Giving a Hoot about Northern Spotted Owls
Northern spotted owl populations are declining in the Pacific Northwest region of the United States due to habitat loss and competition from other owl species. The owls live in forests with old-growth conditions, such as areas with varied-aged trees and multi-layered canopies, therefore maintaining such forest areas is critical to their survival. Government regulation and environmentally conscious forestry practices can lead to improved habitat outcomes for the owls.
As part of an acquisition in the region, New Forests studied forest characteristics to better understand the local northern spotted owl population and habitat. The survey identified the presence of foraging and nesting habitat on the property, as well as significant critical owl habitat on adjacent federal lands. The team built these considerations into a detailed harvest model that was used to develop a management plan that protects owl habitat. While identification of threatened and endangered species on a potential investment site may be viewed a material risk due to regulatory restrictions and oversight, New Forests believes that with responsible forest management practices the presence of such species can be viewed as a benefit. This is because the management can create positive biodiversity impacts by accounting for habitat and behavioural needs. New Forests uses forest modelling approaches to identify management regimes that optimise biodiversity conservation alongside other forest management objectives.

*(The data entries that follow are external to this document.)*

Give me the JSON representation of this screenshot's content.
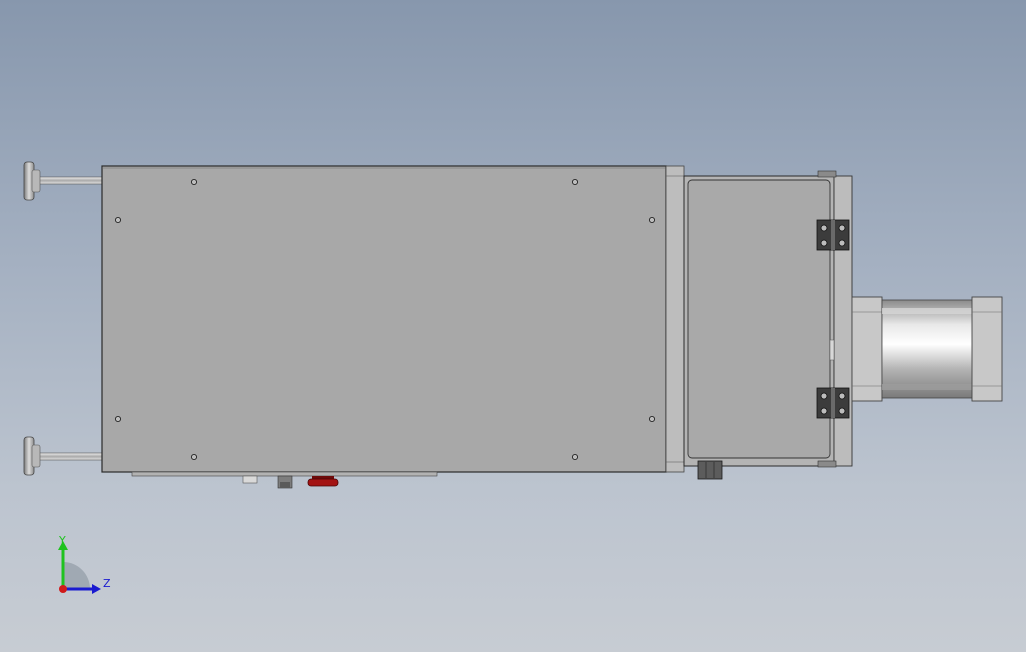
{
  "viewport": {
    "background_top": "#8797ad",
    "background_bottom": "#c7ccd3"
  },
  "model": {
    "body_color": "#a8a8a8",
    "edge_color": "#2a2a2a",
    "hinge_color": "#3c3c3c",
    "knob_color": "#9e1010",
    "cylinder_color": "#c8c8c8"
  },
  "triad": {
    "y_label": "Y",
    "z_label": "Z",
    "y_color": "#1fc21f",
    "z_color": "#1a1ad0",
    "x_color": "#d01a1a"
  }
}
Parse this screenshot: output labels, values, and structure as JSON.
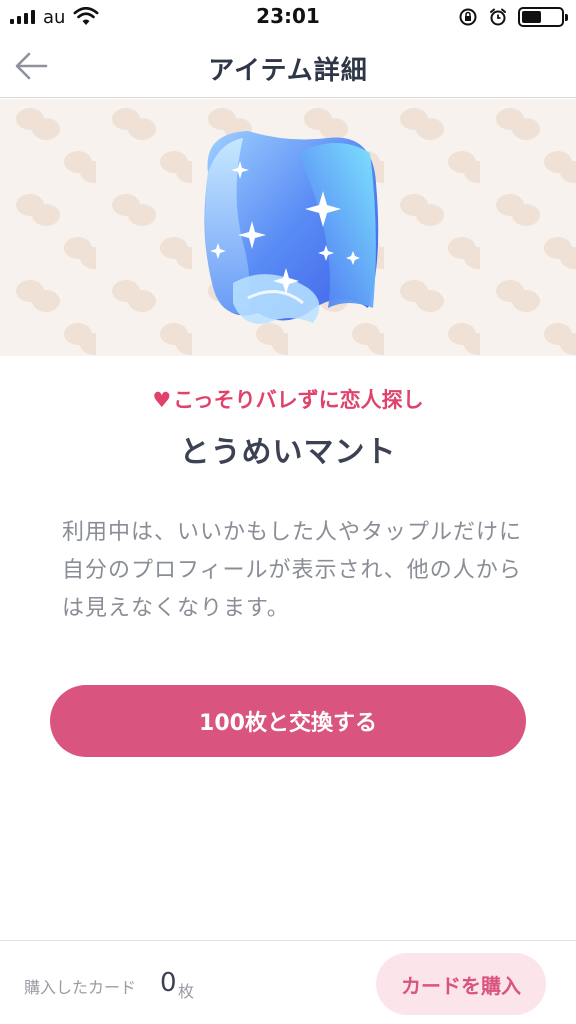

The spotted owl planning approach showcases how New Forests commits to biodiversity best practices throughout the investment process to encourage better outcomes for vulnerable species.